The proposal would make available nearly 700,000 acres in Colorado, Utah and Wyoming for research and development of oil shale, and about 130,000 acres in Utah for activities related to tar sands.

A news release about the protest said such development would release “intensive greenhouse gas emissions, hasten Colorado River drying, threaten wildlife and increase local and regional air pollution.”

US expects oil boom from oil shale extraction (Channel News Asia)

From: Channel News Asia

WASHINGTON: The United States is set to become the largest producer of crude oil by 2030, according to a recent forecast by the United Nations (UN).

The International Energy Agency (IEA) predicts the US will overtake Saudi Arabia and Russia in production amid a boom in unconventional drilling.

In Colorado, and other western US states, oil shale is one of the resources that could help make the US a net energy exporter in the foreseeable future.

According to the oil industry, the rock found in Colorado’s Piceance Basin could hold the key to America’s energy future.

Garfield County to protest BLM oil shale decision


Editor’s Note:  The Editors  Note is an email to the author of the following article.
Mr. Stroud:
CRE congratulates    the Garfield County Commissioners on their insight in invoking the Information Quality Act to oppose BLM’s action to prohibit oil shale development.

 CRE was the initial proponent of Information Quality Act.

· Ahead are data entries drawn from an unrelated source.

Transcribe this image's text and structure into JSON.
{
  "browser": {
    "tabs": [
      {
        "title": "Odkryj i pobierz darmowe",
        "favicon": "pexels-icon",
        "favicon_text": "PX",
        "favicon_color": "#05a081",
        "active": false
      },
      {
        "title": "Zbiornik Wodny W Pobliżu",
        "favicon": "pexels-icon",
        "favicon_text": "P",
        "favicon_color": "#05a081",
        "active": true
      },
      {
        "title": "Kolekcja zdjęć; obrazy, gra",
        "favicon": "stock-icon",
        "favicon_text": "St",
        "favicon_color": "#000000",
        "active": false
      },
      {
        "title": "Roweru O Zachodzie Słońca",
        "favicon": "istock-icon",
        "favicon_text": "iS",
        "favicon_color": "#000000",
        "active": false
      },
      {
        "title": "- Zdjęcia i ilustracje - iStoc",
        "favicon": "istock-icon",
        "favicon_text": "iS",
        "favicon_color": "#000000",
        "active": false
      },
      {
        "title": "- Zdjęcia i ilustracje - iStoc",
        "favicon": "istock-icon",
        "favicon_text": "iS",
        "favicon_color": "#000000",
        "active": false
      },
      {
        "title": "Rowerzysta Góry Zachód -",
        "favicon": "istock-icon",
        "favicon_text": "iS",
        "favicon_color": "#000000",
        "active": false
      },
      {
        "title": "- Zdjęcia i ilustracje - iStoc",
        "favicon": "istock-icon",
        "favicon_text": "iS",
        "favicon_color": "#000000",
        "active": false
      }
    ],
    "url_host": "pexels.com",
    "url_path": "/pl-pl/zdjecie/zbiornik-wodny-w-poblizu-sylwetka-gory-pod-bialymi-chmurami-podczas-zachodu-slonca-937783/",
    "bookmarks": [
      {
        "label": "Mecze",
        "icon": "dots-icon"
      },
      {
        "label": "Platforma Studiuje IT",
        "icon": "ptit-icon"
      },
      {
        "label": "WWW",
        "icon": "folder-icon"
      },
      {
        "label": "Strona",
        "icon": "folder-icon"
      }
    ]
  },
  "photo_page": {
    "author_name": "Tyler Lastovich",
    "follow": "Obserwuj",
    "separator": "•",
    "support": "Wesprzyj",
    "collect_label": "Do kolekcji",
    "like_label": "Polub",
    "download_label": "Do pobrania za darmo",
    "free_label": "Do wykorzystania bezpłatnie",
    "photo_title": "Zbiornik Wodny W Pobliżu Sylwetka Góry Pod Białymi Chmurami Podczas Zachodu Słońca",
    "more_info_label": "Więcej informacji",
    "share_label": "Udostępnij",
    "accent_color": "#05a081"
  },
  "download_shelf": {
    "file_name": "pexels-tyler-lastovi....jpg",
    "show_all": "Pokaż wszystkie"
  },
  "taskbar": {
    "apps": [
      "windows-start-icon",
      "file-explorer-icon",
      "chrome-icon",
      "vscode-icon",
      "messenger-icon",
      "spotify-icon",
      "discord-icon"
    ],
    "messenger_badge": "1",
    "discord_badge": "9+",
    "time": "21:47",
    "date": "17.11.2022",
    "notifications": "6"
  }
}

 CRE also has a major website devoted exclusively to the BLM Oil Shale Program and encourages  your readers to post their comments on the issue.

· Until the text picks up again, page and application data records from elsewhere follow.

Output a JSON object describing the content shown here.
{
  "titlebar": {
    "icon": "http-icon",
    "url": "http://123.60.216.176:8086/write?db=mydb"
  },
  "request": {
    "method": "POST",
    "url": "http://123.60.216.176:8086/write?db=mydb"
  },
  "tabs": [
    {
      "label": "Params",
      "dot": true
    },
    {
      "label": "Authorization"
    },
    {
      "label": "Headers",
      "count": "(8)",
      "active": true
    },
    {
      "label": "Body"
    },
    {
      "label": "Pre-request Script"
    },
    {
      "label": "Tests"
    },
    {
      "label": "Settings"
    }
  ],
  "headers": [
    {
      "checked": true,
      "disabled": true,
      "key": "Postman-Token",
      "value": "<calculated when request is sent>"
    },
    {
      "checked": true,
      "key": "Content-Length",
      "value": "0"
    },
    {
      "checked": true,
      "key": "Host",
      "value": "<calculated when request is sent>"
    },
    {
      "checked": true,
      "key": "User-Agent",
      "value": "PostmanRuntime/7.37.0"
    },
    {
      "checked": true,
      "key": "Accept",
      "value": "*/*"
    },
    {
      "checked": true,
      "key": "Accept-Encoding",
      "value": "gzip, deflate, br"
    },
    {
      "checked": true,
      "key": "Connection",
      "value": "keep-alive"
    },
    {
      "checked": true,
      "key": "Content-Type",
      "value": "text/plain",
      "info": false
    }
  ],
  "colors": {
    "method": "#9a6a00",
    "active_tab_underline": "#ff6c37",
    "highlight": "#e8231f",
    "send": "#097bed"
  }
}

 CRE will also be filing a protest and will offer its assistance to the Garfield County Commissioners in encouraging a resource base which by  US Government estimates is one of the largest oil reserves in the world.

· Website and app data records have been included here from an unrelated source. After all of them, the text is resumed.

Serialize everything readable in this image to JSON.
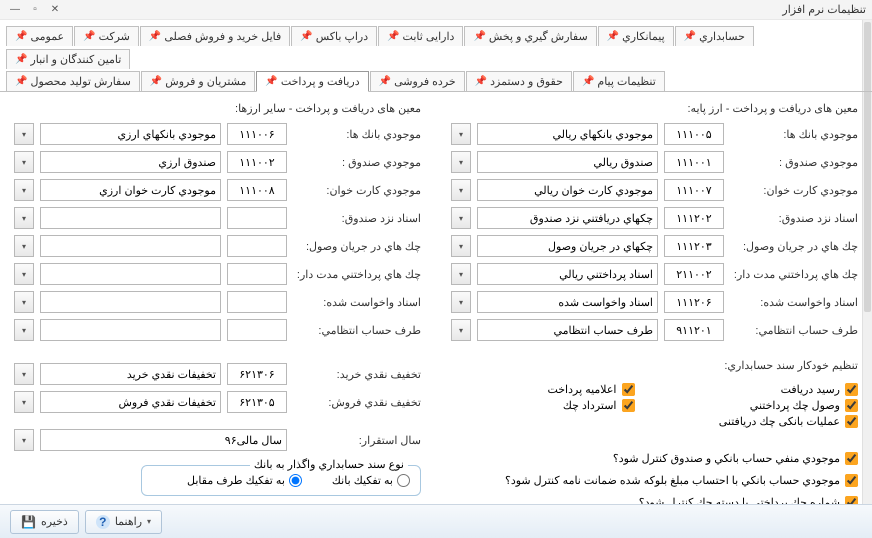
{
  "window": {
    "title": "تنظیمات نرم افزار"
  },
  "tabs_row1": [
    "حسابداري",
    "پیمانکاري",
    "سفارش گیري و پخش",
    "دارایی ثابت",
    "دراپ باکس",
    "فایل خرید و فروش فصلی",
    "شرکت",
    "عمومی",
    "تامین کنندگان و انبار"
  ],
  "tabs_row2": [
    "تنظیمات پیام",
    "حقوق و دستمزد",
    "خرده فروشی",
    "دریافت و پرداخت",
    "مشتریان و فروش",
    "سفارش تولید محصول"
  ],
  "active_tab": "دریافت و پرداخت",
  "right": {
    "title": "معین های دریافت و پرداخت - ارز پایه:",
    "rows": [
      {
        "lbl": "موجودي بانك ها:",
        "code": "۱۱۱۰۰۵",
        "desc": "موجودي بانکهاي ريالي"
      },
      {
        "lbl": "موجودي صندوق :",
        "code": "۱۱۱۰۰۱",
        "desc": "صندوق ريالي"
      },
      {
        "lbl": "موجودي كارت خوان:",
        "code": "۱۱۱۰۰۷",
        "desc": "موجودي کارت خوان ريالي"
      },
      {
        "lbl": "اسناد نزد صندوق:",
        "code": "۱۱۱۲۰۲",
        "desc": "چکهاي دريافتني نزد صندوق"
      },
      {
        "lbl": "چك هاي در جريان وصول:",
        "code": "۱۱۱۲۰۳",
        "desc": "چکهاي در جريان وصول"
      },
      {
        "lbl": "چك هاي پرداختني مدت دار:",
        "code": "۲۱۱۰۰۲",
        "desc": "اسناد پرداختني ريالي"
      },
      {
        "lbl": "اسناد واخواست شده:",
        "code": "۱۱۱۲۰۶",
        "desc": "اسناد واخواست شده"
      },
      {
        "lbl": "طرف حساب انتظامي:",
        "code": "۹۱۱۲۰۱",
        "desc": "طرف حساب انتظامي"
      }
    ]
  },
  "left": {
    "title": "معین های دریافت و پرداخت - سایر ارزها:",
    "rows": [
      {
        "lbl": "موجودي بانك ها:",
        "code": "۱۱۱۰۰۶",
        "desc": "موجودي بانکهاي ارزي"
      },
      {
        "lbl": "موجودي صندوق :",
        "code": "۱۱۱۰۰۲",
        "desc": "صندوق ارزي"
      },
      {
        "lbl": "موجودي كارت خوان:",
        "code": "۱۱۱۰۰۸",
        "desc": "موجودي کارت خوان ارزي"
      },
      {
        "lbl": "اسناد نزد صندوق:",
        "code": "",
        "desc": ""
      },
      {
        "lbl": "چك هاي در جريان وصول:",
        "code": "",
        "desc": ""
      },
      {
        "lbl": "چك هاي پرداختني مدت دار:",
        "code": "",
        "desc": ""
      },
      {
        "lbl": "اسناد واخواست شده:",
        "code": "",
        "desc": ""
      },
      {
        "lbl": "طرف حساب انتظامي:",
        "code": "",
        "desc": ""
      }
    ]
  },
  "auto_doc": {
    "title": "تنظیم خودکار سند حسابداري:",
    "checks": [
      {
        "label": "رسید دریافت",
        "checked": true
      },
      {
        "label": "وصول چك پرداختني",
        "checked": true
      },
      {
        "label": "عملیات بانکی چك دریافتنی",
        "checked": true
      },
      {
        "label": "اعلامیه پرداخت",
        "checked": true
      },
      {
        "label": "استرداد چك",
        "checked": true
      }
    ]
  },
  "extra_checks": [
    {
      "label": "موجودي منفي حساب بانكي و صندوق كنترل شود؟",
      "checked": true
    },
    {
      "label": "موجودي حساب بانكي با احتساب مبلغ بلوكه شده ضمانت نامه كنترل شود؟",
      "checked": true
    },
    {
      "label": "شماره چك پرداختي با دسته چك كنترل شود؟",
      "checked": true
    }
  ],
  "discount": {
    "rows": [
      {
        "lbl": "تخفيف نقدي خريد:",
        "code": "۶۲۱۳۰۶",
        "desc": "تخفيفات نقدي خريد"
      },
      {
        "lbl": "تخفيف نقدي فروش:",
        "code": "۶۲۱۳۰۵",
        "desc": "تخفيفات نقدي فروش"
      }
    ]
  },
  "year": {
    "lbl": "سال استقرار:",
    "value": "سال مالی۹۶"
  },
  "radiogroup": {
    "title": "نوع سند حسابداري واگذار به بانك",
    "opts": [
      {
        "label": "به تفكيك بانك",
        "val": "bank"
      },
      {
        "label": "به تفكيك طرف مقابل",
        "val": "counter"
      }
    ],
    "selected": "counter"
  },
  "footer": {
    "save": "ذخیره",
    "help": "راهنما"
  }
}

US limits oil-shale development in Rocky Mountains (Seattle PI)

From: Seattle PI

SALT LAKE CITY (AP) — The U.S. Department of the Interior scaled back a Bush administration plan Friday to lease Western range lands for development of oil shale and tar sands, the unconventional sources of oil found in pockets of the Rocky Mountains.

Federal officials said they were set to authorize 1,250 square miles of public land for commercial leasing in Colorado, Utah and Wyoming. That’s a third of the range lands that President George W. Bush planned to offer, and the new administration said it was taking wilderness-quality lands off the table.

Groups protest tar sands, oil shale plans in Utah (Fox 13 – Salt Lake City)

From:  Fox 13 – Salt Lake City

SALT LAKE CITY – Dozens of protesters gathered at the Bureau of Land Management Office in downtown Salt Lake City on Monday to voice their opposition to massive tar sands and oil shale plans in Utah.

The groups Peaceful Uprising and Utah Tar Sands Resistance say their protest is in response to a recent decision to lease nearly one million acres of Utah, Colorado and Wyoming public lands for tar sands and oil shale development.

Interior proposal would limit commercial oil shale development on federal lands (The Hill)

From: The Hill

The Interior Department on Friday issued a final plan to close 1.6 million acres of federal land in the West originally slated for oil shale development.

The proposed plan would fence off a majority of the initial blueprint laid out in the final days of the George W. Bush administration. It faces a 30-day protest period and a 60-day process to ensure it is consistent with local and state policies. After that, the department would render a decision for implementation.

The move is sure to rankle Republicans, who say President Obama’s grip on fossil fuel drilling in federal lands is too tight.